● Work order
In the data below, find each line that contains the word "this" and copy it.

● Data
+++
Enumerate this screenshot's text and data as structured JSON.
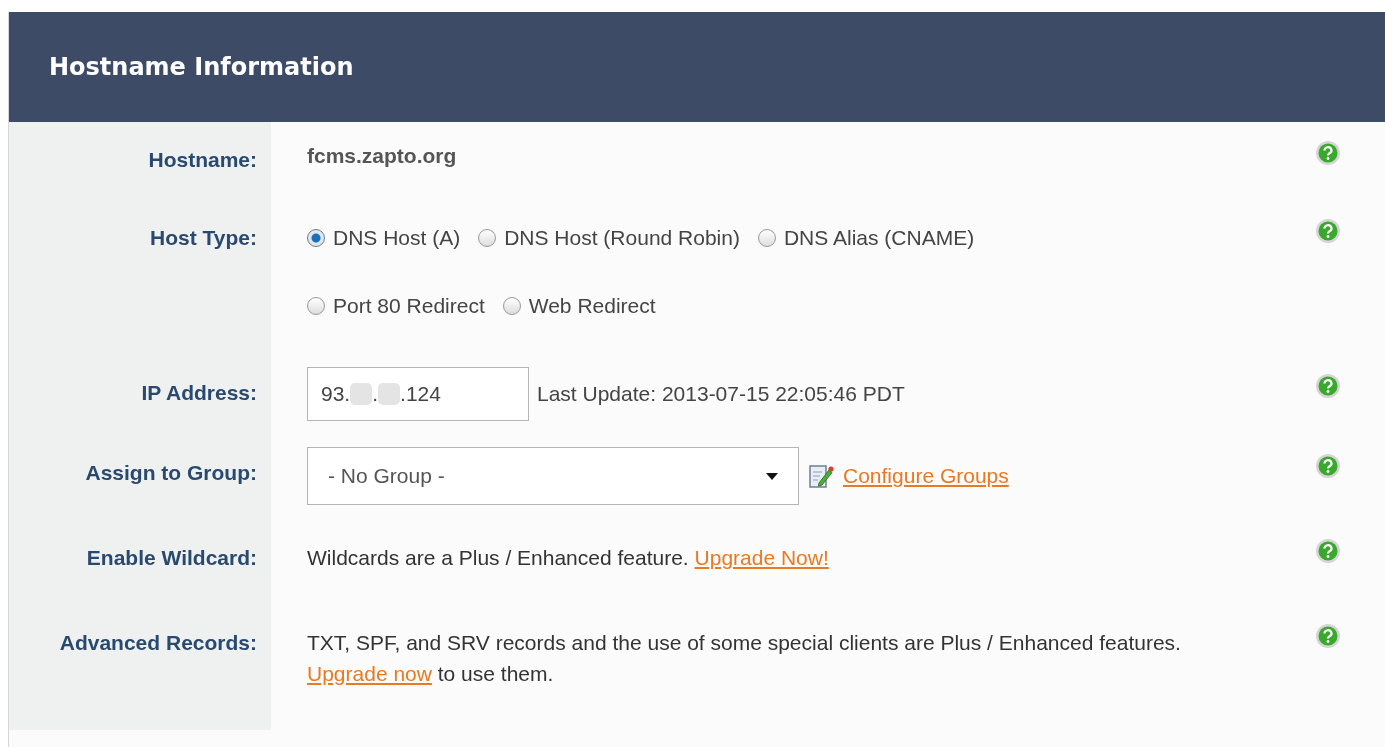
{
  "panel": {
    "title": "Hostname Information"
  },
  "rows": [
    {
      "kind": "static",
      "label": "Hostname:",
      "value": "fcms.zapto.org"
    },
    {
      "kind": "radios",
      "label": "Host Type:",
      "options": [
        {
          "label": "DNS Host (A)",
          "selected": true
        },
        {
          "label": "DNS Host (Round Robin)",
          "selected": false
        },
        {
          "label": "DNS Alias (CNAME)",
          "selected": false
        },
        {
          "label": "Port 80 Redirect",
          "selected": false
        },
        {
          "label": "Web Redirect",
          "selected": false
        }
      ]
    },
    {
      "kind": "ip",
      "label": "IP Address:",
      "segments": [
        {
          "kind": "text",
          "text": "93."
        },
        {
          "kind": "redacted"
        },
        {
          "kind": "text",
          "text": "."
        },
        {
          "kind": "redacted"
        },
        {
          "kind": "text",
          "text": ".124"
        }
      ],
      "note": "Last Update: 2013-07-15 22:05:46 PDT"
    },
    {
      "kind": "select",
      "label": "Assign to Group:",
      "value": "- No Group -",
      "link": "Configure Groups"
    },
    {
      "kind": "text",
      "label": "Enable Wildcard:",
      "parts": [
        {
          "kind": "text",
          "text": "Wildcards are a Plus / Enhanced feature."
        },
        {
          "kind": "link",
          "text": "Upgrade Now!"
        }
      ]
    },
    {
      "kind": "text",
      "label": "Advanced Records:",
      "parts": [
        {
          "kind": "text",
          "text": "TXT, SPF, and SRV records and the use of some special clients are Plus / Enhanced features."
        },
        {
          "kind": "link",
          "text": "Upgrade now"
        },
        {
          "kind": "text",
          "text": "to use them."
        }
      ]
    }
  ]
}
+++
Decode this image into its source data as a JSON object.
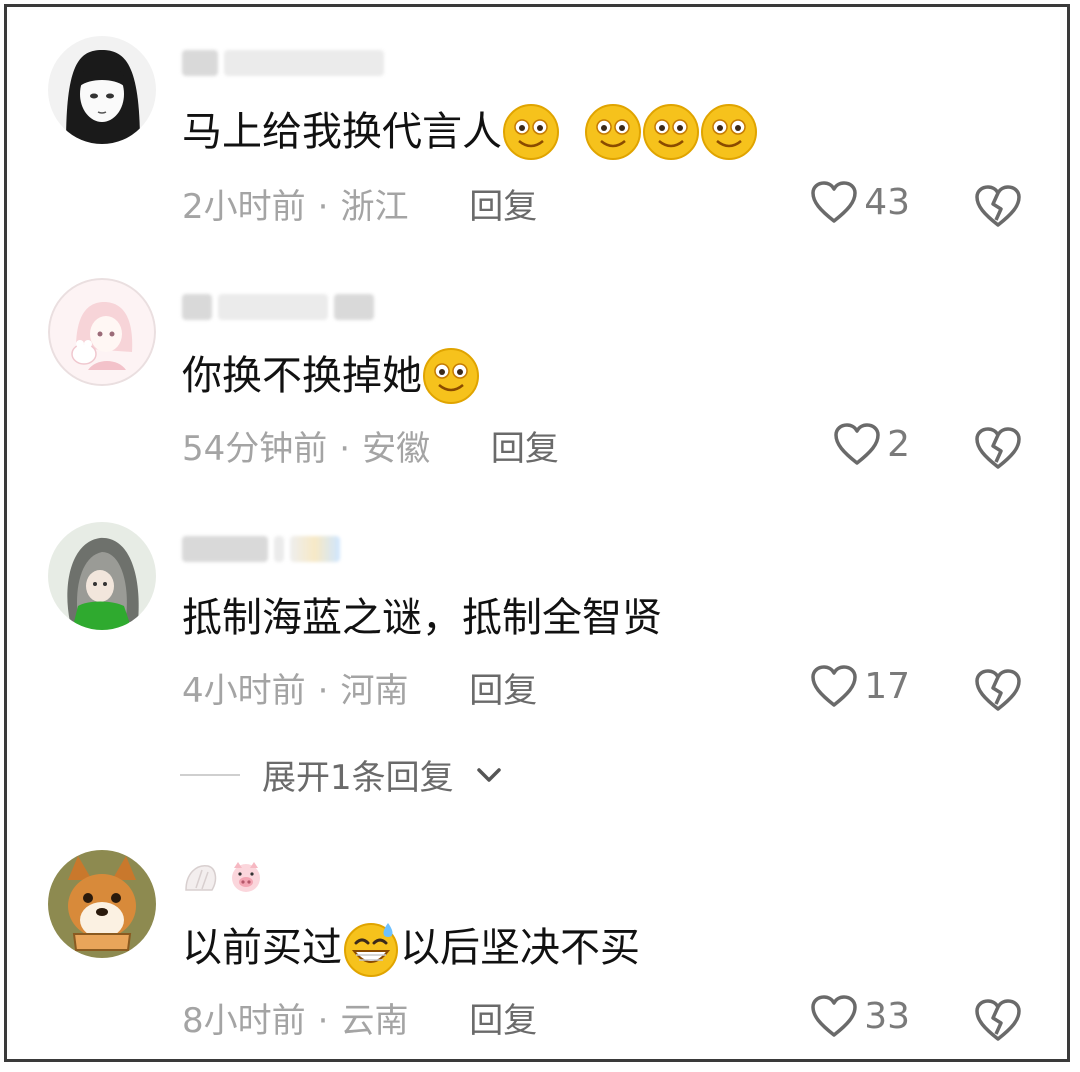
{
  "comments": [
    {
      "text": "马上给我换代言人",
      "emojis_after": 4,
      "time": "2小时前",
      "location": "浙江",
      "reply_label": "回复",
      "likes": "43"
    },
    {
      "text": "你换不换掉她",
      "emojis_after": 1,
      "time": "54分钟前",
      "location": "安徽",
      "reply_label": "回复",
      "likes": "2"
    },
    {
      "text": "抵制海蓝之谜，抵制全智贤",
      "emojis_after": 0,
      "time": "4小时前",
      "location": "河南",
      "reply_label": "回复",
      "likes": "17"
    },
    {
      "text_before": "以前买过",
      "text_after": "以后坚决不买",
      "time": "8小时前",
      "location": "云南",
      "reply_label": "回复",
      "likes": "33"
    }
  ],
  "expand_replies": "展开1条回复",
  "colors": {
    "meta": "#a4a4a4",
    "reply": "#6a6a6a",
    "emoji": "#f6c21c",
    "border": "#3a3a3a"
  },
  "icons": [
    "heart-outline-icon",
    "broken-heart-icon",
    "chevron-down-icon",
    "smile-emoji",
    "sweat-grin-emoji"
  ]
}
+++
● Task solution
Enumerate this screenshot's text and data as structured JSON.
Decode this image into its source data as a JSON object.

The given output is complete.